In this case, South probably should choose 3♥ or 3N – he has extras, there is no shortness; the suit is not great but it has a extra card. That means that we may not need to worry so much about the Q♥ since we have a ten-card fit. The hand looks a little too good for 4♥. I’d lean toward 3♥.

After either 3♥ or 3N, 4♣! starts cue-bidding, and hearing 4♦! from opener means that North need no longer fear two fast losers in diamonds, so can bid 4N. South should answer 5♠ (two keycards AND the trump Queen) because he has a sixth trump, which means we have a 10-card fit. North will know that South has six trump because he has the Queen already. North should bid 5N first to show that our side has all the key cards, but the resulting 6♣ is not good enough to bid the grand slam, so he will settle for 6♥.

There is another way to continue after 4♦ which is to cue-bid 4♠; then 5♣ (club King or singleton). But, it is really the trump Ace that North needs to know about so keycard-asking is better. On another hand, continuing cue-bidding might be better. You have to imagine the possible answers.

One note: J2NT is a HCP bid. You need 13 HCP, not counting distribution. The purpose is exploring for slam, so you want real points.

Hand 2

West (21)    East (12)
♠ KQJ3       ♠ A9764
♥ K          ♥ AT542
♦ AKJ107     ♦
♣ AT9        ♣ Q43

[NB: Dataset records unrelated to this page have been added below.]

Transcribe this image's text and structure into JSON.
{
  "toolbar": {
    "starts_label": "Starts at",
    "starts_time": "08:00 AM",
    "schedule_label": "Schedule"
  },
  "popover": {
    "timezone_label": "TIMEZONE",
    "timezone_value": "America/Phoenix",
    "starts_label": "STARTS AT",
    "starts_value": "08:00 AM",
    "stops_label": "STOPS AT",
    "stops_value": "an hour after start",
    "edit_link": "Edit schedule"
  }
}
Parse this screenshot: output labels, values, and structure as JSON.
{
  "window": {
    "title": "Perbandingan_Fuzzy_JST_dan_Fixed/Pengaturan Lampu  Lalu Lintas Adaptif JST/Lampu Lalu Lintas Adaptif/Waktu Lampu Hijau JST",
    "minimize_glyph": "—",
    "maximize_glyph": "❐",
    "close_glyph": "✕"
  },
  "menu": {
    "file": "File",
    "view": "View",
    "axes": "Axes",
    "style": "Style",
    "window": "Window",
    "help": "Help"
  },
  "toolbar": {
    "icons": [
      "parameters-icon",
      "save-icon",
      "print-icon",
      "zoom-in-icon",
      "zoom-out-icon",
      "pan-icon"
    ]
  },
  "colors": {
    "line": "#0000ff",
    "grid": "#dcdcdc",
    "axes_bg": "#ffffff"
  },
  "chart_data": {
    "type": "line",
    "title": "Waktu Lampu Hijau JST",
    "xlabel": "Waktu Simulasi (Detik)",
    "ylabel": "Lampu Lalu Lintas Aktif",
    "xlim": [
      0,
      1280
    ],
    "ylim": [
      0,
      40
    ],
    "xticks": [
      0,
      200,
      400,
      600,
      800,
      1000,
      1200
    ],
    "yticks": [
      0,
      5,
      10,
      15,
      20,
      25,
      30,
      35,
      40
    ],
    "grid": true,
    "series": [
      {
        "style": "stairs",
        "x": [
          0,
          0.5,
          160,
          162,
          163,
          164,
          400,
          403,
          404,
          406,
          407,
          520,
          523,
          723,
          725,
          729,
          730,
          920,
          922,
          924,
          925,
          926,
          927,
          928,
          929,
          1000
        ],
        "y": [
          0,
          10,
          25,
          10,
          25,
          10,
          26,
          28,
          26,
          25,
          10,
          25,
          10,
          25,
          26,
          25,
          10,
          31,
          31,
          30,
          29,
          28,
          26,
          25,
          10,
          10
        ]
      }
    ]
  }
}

East dealt, both vulnerable, and opened 1♠. This is a Rule of 20 opener.

Even though you have game-forcing values and four trump, J2NT can be a mistake. A very strong responder hand, as this one is, should not bid J2NT so as to leave more room for slam exploration. Just be sure every bid is forcing.

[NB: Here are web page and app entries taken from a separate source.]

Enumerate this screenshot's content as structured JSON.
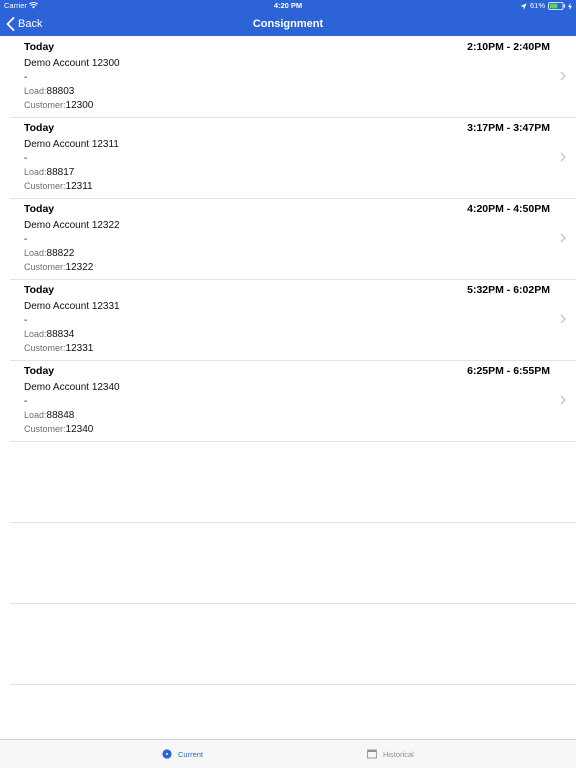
{
  "status_bar": {
    "carrier": "Carrier",
    "time": "4:20 PM",
    "battery": "61%"
  },
  "nav": {
    "back_label": "Back",
    "title": "Consignment"
  },
  "labels": {
    "load": "Load:",
    "customer": "Customer:"
  },
  "consignments": [
    {
      "day": "Today",
      "time": "2:10PM - 2:40PM",
      "account": "Demo Account 12300",
      "detail": "-",
      "load": "88803",
      "customer": "12300"
    },
    {
      "day": "Today",
      "time": "3:17PM - 3:47PM",
      "account": "Demo Account 12311",
      "detail": "-",
      "load": "88817",
      "customer": "12311"
    },
    {
      "day": "Today",
      "time": "4:20PM - 4:50PM",
      "account": "Demo Account 12322",
      "detail": "-",
      "load": "88822",
      "customer": "12322"
    },
    {
      "day": "Today",
      "time": "5:32PM - 6:02PM",
      "account": "Demo Account 12331",
      "detail": "-",
      "load": "88834",
      "customer": "12331"
    },
    {
      "day": "Today",
      "time": "6:25PM - 6:55PM",
      "account": "Demo Account 12340",
      "detail": "-",
      "load": "88848",
      "customer": "12340"
    }
  ],
  "tabs": [
    {
      "label": "Current",
      "icon": "current-dot-icon",
      "selected": true
    },
    {
      "label": "Historical",
      "icon": "calendar-icon",
      "selected": false
    }
  ],
  "colors": {
    "accent": "#2c63d6",
    "separator": "#e3e3e3",
    "tab_inactive": "#8e8e93",
    "battery": "#4cd964"
  }
}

Most of the time, if we bid J2NT as West, we’re going to hear 4♠, as we will on this hand. We would like to know more before we get so high. Let’s say we make a forcing bid of 2♦. Partner says 2♥.

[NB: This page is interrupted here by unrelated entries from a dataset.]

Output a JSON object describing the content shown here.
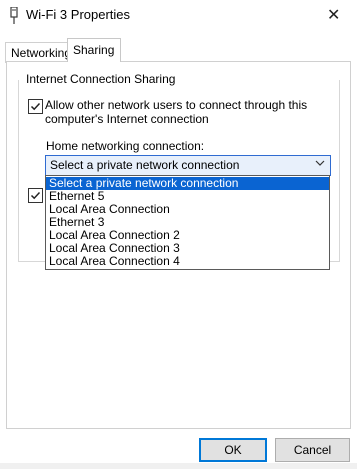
{
  "window": {
    "title": "Wi-Fi 3 Properties",
    "close_glyph": "✕",
    "icon": "network-adapter-icon"
  },
  "tabs": [
    {
      "label": "Networking"
    },
    {
      "label": "Sharing",
      "active": true
    }
  ],
  "sharing": {
    "group_label": "Internet Connection Sharing",
    "allow_checkbox": {
      "checked": true,
      "label": "Allow other network users to connect through this computer's Internet connection"
    },
    "home_connection_label": "Home networking connection:",
    "select": {
      "value": "Select a private network connection",
      "options": [
        "Select a private network connection",
        "Ethernet 5",
        "Local Area Connection",
        "Ethernet 3",
        "Local Area Connection 2",
        "Local Area Connection 3",
        "Local Area Connection 4"
      ]
    },
    "control_checkbox": {
      "checked": true
    }
  },
  "buttons": {
    "ok": "OK",
    "cancel": "Cancel"
  },
  "colors": {
    "accent": "#0078d7",
    "selection": "#0a64d2"
  }
}
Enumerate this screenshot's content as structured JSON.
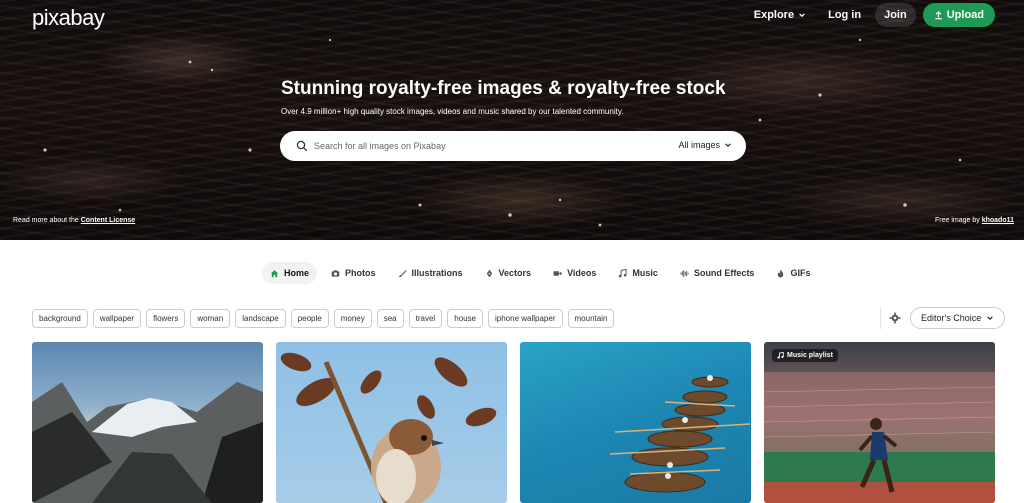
{
  "header": {
    "logo": "pixabay",
    "explore_label": "Explore",
    "login_label": "Log in",
    "join_label": "Join",
    "upload_label": "Upload"
  },
  "hero": {
    "title": "Stunning royalty-free images & royalty-free stock",
    "subtitle": "Over 4.9 million+ high quality stock images, videos and music shared by our talented community.",
    "license_text": "Read more about the ",
    "license_link": "Content License",
    "credit_text": "Free image by ",
    "credit_author": "khoado11"
  },
  "search": {
    "placeholder": "Search for all images on Pixabay",
    "scope_label": "All images"
  },
  "tabs": [
    {
      "label": "Home",
      "icon": "home-icon",
      "active": true
    },
    {
      "label": "Photos",
      "icon": "camera-icon"
    },
    {
      "label": "Illustrations",
      "icon": "brush-icon"
    },
    {
      "label": "Vectors",
      "icon": "pen-icon"
    },
    {
      "label": "Videos",
      "icon": "video-icon"
    },
    {
      "label": "Music",
      "icon": "music-icon"
    },
    {
      "label": "Sound Effects",
      "icon": "waveform-icon"
    },
    {
      "label": "GIFs",
      "icon": "fire-icon"
    }
  ],
  "tags": [
    "background",
    "wallpaper",
    "flowers",
    "woman",
    "landscape",
    "people",
    "money",
    "sea",
    "travel",
    "house",
    "iphone wallpaper",
    "mountain"
  ],
  "sort": {
    "label": "Editor's Choice"
  },
  "gallery": {
    "playlist_badge": "Music playlist"
  },
  "colors": {
    "accent": "#1e9a55",
    "text": "#333333"
  }
}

We are a bit disappointed to be short in partner’s heart suit. Still, we have to bid at least a game, so whatever we do next, we cannot make a bid my partner can pass!

In SAYC, that rules out 2♠, 3♠. 4♠, 2N, 3N, or 3♦. If we are playing 2/1, we are in a game forcing auction which changes everything.

Without 2/1

If not playing 2/1, 3♣ is forcing since it is a new suit by responder. If playing Fourth Suit Forcing to game, it would be forcing but not promise a club stopper and partner would still think we have no fit. As it happens, partner will bid 3♥ showing 5-5 in the majors, and the auction is awkward. If we can bid 3♠ and have it be forcing, we’re ok.

With 2/1

If we were playing that 2♦ was game forcing, we bid 2♠ next. That agrees on spade as trumps; 2♠ is the strongest slam try we can make. Once we are in a game forcing auction, the stronger you are, the slower you go:

  • 2♠ strong slam try, a grand slam not ruled out;
  • 3♠ would be a mild slam try,
  • 4♠ would intend to end the auction.

The mnemonic for this is, “Slow Shows” – Shows strength, that is.

Note the difference with an auction like 1♥ - 1♠ - 2♦ - 2♥. That is a weak “suit preference” bid and is intended to be passed usually. It might be just two hearts. The difference is that this auction is not game forcing.

After partner heard a slam try his obligation is to control-bid first round controls up the line. In that case a bid of 3♦! would tell us partner has a first-round diamond control but no first round control in clubs.

We have the A♦ so we know he has a void. Our hand feels a little worse. At this point we have to bid 4N, and the reply is 5♥. (Yes, he has a void, but it is not a “useful void”, since it is in our suit; so he does not make one of the bids showing a void.)

Since we have all keycards we should bid 5N to tell partner that fact. That gives partner a chance to show Kings or jump to 7♠ if he knows we have the right stuff. He’ll show no Kings and with potential problems in clubs and diamonds we want to stop at 6♠.

Some partners will feel that cue-bidding 3♦ is not called for and just bid 4♠, feeling that with a void in partner’s suit, which is not a plus, and having opened with only 10 HCP, that they should try to get partner to stop. However, I think West would still want to ask for key-cards.

This is another hand that made seven as the cards lay, but nobody bid it.